Mesa County Public Health (MCPH) released the 2018-2020 Community Health Needs Assessment (CHNA) in June. This year, the CHNA, emphasizes the definition of health as a state of complete well-being highly influenced by the social and physical conditions in which we live. The assessment is rooted in the belief that in order to solve our most difficult community challenges, we must understand the population groups experiencing significant differences and the barriers impeding their access to resources and opportunities.
This version of the assessment is based on a public health framework adapted from the Bay Area Regional Health Inequities Initiative, which considers six cross-cutting themes related to health including social factors, institutional factors and living conditions and how they affect risk behaviors, disease and injury and overall mortality.
The population groups in Mesa County found to be at a greater disadvantage include children younger than 18, Hispanics or Latinos, single women with children younger than 18, adults without a bachelor’s degree and Clifton residents.
Some of the areas of concern identified in Mesa County include:
- Mesa County’s median household income is $12,000 less than Colorado’s.
- Eighteen percent of children are living in poverty.
- Only 34 percent of children age three to four are enrolled in preschool.
- Families who are at the federal poverty level have a household income of approximately $24,000. They need twice that amount in order to make ends meet.
“Historically, public health has approached health issues with traditional methods – if you want people to lose weight, tell them to exercise; if your community has a high rate of tobacco use, give them resources to quit,” MCPH Executive Director Jeff Kuhr said. “When you’re faced with a way of life that includes inadequate housing or food insecurity, you’re not able to focus on something like losing weight or quitting tobacco.

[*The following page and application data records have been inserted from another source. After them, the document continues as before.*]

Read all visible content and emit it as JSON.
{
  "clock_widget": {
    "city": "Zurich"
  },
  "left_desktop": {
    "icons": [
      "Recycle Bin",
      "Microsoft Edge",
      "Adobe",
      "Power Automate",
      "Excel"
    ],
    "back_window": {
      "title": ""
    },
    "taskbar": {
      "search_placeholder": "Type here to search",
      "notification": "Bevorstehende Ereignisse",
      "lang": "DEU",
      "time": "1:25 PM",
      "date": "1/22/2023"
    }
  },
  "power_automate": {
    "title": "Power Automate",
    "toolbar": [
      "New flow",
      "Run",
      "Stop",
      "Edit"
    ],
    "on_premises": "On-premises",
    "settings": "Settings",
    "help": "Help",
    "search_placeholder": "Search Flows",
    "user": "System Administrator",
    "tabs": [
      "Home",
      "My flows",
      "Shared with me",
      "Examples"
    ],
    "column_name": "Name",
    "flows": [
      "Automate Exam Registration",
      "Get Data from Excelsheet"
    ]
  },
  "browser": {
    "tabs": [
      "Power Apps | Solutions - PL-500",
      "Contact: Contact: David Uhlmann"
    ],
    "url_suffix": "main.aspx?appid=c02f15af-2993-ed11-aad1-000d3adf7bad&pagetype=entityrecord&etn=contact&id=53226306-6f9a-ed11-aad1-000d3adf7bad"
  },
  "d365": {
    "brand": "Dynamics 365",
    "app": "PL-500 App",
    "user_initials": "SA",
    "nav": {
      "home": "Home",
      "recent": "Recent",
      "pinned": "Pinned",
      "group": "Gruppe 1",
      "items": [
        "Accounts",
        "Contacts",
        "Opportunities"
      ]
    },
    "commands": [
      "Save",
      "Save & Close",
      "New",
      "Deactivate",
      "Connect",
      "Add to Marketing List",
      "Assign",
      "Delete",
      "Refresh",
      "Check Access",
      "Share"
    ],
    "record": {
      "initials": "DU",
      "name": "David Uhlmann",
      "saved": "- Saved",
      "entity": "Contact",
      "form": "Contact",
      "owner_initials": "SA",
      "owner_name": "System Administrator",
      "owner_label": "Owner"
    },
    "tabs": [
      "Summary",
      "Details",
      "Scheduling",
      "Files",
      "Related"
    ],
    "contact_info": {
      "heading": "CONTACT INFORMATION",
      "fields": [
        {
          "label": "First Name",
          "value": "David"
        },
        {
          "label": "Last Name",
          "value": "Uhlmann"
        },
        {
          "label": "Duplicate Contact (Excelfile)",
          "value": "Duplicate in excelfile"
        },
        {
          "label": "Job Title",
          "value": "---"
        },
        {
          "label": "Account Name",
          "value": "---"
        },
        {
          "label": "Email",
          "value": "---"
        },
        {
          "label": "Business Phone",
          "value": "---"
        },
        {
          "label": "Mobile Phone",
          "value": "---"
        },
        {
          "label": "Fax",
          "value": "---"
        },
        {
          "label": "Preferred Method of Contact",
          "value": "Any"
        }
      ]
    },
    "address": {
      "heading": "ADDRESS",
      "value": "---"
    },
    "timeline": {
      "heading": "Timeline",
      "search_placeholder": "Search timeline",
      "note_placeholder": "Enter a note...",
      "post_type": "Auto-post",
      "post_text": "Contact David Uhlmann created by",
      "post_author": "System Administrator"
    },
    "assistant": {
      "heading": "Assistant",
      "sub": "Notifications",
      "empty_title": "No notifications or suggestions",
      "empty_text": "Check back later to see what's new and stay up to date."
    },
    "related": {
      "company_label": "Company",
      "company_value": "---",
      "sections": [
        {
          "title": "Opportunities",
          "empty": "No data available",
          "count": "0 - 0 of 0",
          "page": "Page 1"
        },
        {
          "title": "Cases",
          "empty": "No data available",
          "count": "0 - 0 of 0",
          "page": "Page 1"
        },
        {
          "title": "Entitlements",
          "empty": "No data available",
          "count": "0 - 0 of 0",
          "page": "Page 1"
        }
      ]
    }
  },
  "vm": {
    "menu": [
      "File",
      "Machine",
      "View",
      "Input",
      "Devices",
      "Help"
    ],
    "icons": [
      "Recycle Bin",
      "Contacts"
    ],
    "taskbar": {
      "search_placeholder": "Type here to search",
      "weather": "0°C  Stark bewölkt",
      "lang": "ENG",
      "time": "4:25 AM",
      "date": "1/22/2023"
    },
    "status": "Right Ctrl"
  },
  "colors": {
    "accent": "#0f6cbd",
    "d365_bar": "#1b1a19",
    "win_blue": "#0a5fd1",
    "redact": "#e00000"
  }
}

Health is a multifaceted part of our lives and we, as a community, need to approach it as such.”
Analyzing community data based on this framework is confirming something we’ve known all along. Our community and our most vulnerable families are facing real struggles, and most concerning, they don’t have the means or resources to provide the best opportunities for their kids; our next generation.
“If we work together, upstream and across public and private sectors, we have a real shot at improving overall health through culture change in the Grand Valley,” Kuhr said.
Click here, then click on “Community Health Needs Assessments” to read the CHNA in full.